     We found it easy to get comfortable in the both the front and second row seats and after looking at the tight space the third row would occupy we didn’t miss the optional back seat at all. If you pass on that option Cadillac installs some reconfigurable storage space instead. A first aid kit, flashlight and other odd and ends would stay out of sight very nicely in the underfloor bins. With all that standard luxury and the new leather wrapped interior we were expecting a base price of more than $45,000, but the V8 SRX starts at just $43,315. Kudos to Cadillac for keeping a healthy pinch of value in the SRX recipe.
     Other improvements in the ’07 update include the same fine 6-speed automatic used in the STS-V and XLR-V performance vehicles. Considering the transmission has to cope with up to 469 hp in those applications, the 4.6-liter Northstar’s 320 hp should be no problem. Even under full throttle the automatic clicked off creamy upshifts right before redline and made the most of the 315 lb-ft of torque by downshifting quickly when acceleration was needed.
     Although 320 hp is near the bottom end of the SRX’s competitors, we never longed for more power and thought the 6.3 second run to 60 mph was good for a 4,400 pound vehicle that can seat seven.
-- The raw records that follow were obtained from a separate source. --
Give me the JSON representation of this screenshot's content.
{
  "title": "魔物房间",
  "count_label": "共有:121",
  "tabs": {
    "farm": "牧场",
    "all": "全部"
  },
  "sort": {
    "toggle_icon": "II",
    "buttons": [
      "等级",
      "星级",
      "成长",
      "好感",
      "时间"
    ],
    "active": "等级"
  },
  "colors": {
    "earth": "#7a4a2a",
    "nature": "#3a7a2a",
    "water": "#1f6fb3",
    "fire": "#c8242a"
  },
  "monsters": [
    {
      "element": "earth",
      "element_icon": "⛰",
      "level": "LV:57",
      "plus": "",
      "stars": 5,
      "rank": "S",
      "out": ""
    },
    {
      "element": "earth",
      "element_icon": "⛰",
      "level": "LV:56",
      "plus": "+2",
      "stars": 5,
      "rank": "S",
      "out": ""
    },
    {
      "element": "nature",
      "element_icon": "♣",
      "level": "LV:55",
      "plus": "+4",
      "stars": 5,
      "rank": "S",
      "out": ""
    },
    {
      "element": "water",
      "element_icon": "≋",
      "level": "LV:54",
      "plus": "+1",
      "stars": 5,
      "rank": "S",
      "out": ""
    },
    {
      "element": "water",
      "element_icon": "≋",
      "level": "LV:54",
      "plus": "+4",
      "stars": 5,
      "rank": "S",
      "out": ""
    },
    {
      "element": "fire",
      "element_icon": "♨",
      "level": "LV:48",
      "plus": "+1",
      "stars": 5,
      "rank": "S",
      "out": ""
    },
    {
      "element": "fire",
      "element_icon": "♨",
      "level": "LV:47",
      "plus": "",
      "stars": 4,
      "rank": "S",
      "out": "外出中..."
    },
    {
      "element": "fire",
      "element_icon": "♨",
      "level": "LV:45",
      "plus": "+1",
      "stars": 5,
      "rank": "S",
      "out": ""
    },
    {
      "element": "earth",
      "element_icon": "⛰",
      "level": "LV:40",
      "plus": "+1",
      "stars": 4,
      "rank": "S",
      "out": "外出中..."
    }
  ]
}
Of course, if you require such brisk acceleration all the time you’ll dent the 15 mpg city and 22 mpg highway EPA estimate as we did, with an average of 17.7 mpg during our time with the Caddy.
     The robust Sigma platform continues to impress with a sense of solidness and athletic handling. Standard 18” tires turn-in sharply and contribute to a quiet, smooth ride, which was probably enhanced by the $1,650 Magnetic Select Ride Control, but since it’s entirely automatic we couldn’t turn the system off to make comparisons. It’s a hefty chunk of change though, so we’d want to make sure it made a noticeable difference before parting with that much gas money. We’re still happy with the SRX’s handling, which is noticeably sportier than most of its competitors. Again, how much of this is because of the optional Ride Control is hard to say. There isn’t much for us to gripe about in terms of dynamics, the SRX is a pleasure to drive in every circumstance. With all-wheel drive this would be a formidable all-weather wagon for those of us in the snowbelt.
     The SRX was able to stop from 60 mph in 127 feet, which is about right for a vehicle like this. For those with toys Cadillac says the SRX can tow up to 4,250 pounds when properly equipped and the transmission does have a tow/haul mode, so the SRX should be able to easily handle a pop-up or jet skis or even a couple snowmobiles.
     Cadillac has the safety front covered with front, side and curtain airbags, rear park assist and one year of Onstar with the upgraded Directions package with turn-by-turn navigation. Of course, if you have the nav system that probably won’t be used often.
     GM always had the dynamics of the SRX right, and now that the interior is competitive we’d suggest some work on the exterior. In our opinion it wouldn’t take much to get another couple years out of the same basic shape. The front end needs a little attention; mostly the grille and lower fascia and we think that’d be good for two years easy.
     As we said, we’ve always liked the SRX. Its only embarrassing fault was its downmarket interior trappings and that has certainly been addressed. The $49,910 as-tested SRX still has the moves, the mechanicals and the features to be competitive in this ultra-competitive segment four years after its debut. Cadillac can be proud of that.

The Good:
Northstar V8 has plenty of pull, smooth 6-speed manumatic, delightful interior colors and materials.
The Bad:
Magnetic Select Ride Control doesn’t actually offer any selectable ride settings, front end styling needs a refresh.
The Verdict:
There’s a lot to like in Cadillac’s crossover, including a reasonable price.


Categories: Reviews Tags: , , , , , ,
You must be logged in to post a comment.